[Element data from apps and pages]
= = =
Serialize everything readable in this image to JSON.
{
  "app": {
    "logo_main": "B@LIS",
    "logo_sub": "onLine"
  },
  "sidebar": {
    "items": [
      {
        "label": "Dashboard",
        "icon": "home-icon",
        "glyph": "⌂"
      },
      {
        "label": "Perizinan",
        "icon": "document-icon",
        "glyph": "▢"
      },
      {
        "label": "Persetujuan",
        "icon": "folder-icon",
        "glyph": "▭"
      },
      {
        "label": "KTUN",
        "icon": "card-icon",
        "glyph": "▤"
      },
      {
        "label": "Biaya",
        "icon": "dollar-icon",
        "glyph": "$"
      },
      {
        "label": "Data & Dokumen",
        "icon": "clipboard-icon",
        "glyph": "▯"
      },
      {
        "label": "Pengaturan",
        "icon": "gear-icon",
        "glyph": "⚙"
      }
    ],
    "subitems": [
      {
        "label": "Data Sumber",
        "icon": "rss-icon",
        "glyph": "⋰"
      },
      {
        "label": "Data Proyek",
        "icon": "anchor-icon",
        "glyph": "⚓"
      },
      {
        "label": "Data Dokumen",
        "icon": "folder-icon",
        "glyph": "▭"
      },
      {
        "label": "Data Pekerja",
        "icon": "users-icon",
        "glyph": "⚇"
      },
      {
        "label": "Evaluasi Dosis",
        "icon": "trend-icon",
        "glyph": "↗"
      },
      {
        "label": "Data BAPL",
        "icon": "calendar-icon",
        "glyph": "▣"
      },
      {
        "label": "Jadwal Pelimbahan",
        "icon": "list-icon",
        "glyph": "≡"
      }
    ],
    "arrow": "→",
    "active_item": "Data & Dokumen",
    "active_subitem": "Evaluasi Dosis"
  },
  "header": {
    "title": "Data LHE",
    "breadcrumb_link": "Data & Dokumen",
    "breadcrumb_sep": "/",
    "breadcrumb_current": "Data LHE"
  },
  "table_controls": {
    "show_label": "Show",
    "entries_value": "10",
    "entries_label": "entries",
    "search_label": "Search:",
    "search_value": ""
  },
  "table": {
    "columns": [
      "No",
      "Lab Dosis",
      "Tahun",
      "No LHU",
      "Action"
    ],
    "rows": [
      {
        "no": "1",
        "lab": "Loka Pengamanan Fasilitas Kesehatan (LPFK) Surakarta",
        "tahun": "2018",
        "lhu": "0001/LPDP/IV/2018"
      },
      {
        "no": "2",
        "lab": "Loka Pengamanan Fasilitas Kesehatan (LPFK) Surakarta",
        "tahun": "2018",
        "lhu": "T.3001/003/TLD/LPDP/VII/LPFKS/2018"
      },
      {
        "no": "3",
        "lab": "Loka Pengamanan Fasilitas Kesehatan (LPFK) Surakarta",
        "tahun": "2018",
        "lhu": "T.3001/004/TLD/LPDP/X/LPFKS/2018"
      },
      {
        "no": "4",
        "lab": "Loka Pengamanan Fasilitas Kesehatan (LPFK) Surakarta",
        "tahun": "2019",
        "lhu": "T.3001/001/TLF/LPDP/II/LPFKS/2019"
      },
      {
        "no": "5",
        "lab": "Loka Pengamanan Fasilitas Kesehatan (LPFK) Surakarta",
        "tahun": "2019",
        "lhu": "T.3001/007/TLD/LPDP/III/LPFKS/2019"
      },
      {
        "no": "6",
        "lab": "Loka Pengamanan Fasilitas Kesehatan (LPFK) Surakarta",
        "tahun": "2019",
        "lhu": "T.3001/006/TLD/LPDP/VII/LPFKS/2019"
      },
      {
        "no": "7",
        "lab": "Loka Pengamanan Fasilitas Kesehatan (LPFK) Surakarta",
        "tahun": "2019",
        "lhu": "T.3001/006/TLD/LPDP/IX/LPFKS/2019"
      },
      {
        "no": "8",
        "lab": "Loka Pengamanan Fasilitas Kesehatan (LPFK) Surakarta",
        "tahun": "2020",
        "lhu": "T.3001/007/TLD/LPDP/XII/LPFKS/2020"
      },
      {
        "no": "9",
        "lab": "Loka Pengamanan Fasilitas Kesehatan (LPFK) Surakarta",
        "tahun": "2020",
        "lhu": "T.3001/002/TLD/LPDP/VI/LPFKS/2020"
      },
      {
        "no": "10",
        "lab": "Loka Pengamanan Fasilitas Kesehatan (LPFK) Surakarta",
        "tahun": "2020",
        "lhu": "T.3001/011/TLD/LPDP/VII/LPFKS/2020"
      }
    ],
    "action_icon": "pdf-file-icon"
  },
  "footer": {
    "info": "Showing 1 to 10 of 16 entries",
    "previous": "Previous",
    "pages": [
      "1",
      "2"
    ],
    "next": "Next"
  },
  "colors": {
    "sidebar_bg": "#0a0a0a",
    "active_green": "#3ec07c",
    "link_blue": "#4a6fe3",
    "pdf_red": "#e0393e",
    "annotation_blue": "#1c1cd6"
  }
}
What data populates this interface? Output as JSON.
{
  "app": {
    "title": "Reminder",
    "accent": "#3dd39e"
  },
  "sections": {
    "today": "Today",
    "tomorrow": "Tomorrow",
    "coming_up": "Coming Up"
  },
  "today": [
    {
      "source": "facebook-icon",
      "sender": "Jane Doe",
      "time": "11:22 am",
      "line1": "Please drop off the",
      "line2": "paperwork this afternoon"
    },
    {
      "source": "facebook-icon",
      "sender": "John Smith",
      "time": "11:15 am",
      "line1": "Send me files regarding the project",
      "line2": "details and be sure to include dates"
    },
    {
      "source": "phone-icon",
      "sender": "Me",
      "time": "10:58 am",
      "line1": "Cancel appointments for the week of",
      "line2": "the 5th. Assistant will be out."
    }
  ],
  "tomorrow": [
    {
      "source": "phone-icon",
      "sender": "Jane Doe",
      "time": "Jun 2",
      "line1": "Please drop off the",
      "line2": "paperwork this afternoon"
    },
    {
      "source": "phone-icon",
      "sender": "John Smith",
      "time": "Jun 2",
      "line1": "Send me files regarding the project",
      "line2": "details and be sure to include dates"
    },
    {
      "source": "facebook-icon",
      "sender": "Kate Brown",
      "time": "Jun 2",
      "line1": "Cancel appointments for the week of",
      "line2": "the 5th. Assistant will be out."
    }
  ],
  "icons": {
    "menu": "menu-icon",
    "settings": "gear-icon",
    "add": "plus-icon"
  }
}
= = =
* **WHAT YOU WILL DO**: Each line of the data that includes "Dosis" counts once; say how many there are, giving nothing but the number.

* **SOLUTION**: 3